Photo: Issei Kato/Reuters
Beluga whales show off for the camera in the nippy waters of the Arctic Ocean. These so-called white whales are extremely social, communicating with other members of their pods through a cacophony of clicks, whistles, and clangs. The species’ love for sound is so pure, in fact, that two Canadian artists were inspired to put on a concert this week near the mouth of the Hudson Bay in northern Manitoba—exclusively for them. Yup, an underwater symphony. Only for belugas. The reason? “To bring art to the non-human world.” Wait, it gets more interesting—during the concert, a contortionist performed on stilts from the safety of a boat.
One Serious Fur Ball
No, this is not someone's overfed domestic cat. Have some respect! It's a wild Pallas's cat, also known as a manul. Though rather wide, this cat grows to a maximum of just nine pounds. Its extremely thick and oh-so-fluffy coat provides insulation against the frosty temperatures of its native homes in high elevations across Asia. As a result of being hunted for its exceptional coat and because of
trouble with its main food source, pika, the IUCN lists the manul as Near Threatened.
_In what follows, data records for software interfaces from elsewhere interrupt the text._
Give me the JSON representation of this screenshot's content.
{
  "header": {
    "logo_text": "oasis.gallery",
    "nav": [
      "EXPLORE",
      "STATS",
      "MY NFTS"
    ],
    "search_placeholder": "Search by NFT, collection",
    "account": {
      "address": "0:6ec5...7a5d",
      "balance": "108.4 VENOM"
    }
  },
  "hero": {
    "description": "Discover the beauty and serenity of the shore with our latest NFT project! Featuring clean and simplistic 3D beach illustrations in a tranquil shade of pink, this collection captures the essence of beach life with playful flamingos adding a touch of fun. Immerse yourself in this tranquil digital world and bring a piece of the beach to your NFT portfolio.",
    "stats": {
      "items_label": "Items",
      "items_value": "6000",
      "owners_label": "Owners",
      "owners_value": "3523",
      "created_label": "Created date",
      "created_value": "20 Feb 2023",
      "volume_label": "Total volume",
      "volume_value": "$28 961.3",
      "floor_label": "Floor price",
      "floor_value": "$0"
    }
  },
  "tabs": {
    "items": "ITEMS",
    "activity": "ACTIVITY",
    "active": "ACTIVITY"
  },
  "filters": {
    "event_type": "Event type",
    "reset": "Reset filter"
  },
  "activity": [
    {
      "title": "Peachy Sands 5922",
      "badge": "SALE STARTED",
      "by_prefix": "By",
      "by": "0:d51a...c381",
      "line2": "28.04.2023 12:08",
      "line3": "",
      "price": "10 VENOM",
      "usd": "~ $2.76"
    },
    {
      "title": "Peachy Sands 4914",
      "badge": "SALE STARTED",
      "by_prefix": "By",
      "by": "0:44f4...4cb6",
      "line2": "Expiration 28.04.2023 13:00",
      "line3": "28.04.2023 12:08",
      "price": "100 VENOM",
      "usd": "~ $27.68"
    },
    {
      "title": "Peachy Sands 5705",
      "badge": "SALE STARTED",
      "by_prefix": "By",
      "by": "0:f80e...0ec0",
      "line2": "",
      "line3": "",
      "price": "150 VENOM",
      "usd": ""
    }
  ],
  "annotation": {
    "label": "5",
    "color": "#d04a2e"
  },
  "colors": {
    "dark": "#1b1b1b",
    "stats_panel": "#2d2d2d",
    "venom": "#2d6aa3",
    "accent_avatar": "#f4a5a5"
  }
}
Is it dancing? Is it a cheer? Is it raising the roof? Hard to know, but this sea otter lives in Alaska, along with 90 percent of its kind. You may be surprised to learn that this cuddly critter is actually part of the weasel family and is one of the smallest of all marine mammals. Sea otter numbers rebounded after the 18th and 19th centuries, when they were harvested for their especially thick fur. However, since the 1980s, the number of otters in southwestern Alaska has diminished by about 50 percent, earning that population segment the rank of Threatened under the Endangered Species Act. In 2010, the recovery effort identified the most important threats to otters as increased killer whale predation and oil spills.
Meet 6 Monster Fish That (Believe It or Not) Live in Our Rivers
When a young man from landlocked Arizona meets a giant catfish in the Mekong River, it’s a love affair that will last a lifetime. Now, to get the word out about exceptionally large fish that are struggling to survive,
Zeb Hogan will host his show this Friday at 10 p.m. on National Geographic TV. Here, Zeb introduces us to some of his best and biggest friends. Monster Fish
Next photo gallery: Meet 6 Monster Fish That (Believe It or Not) Live in Our Rivers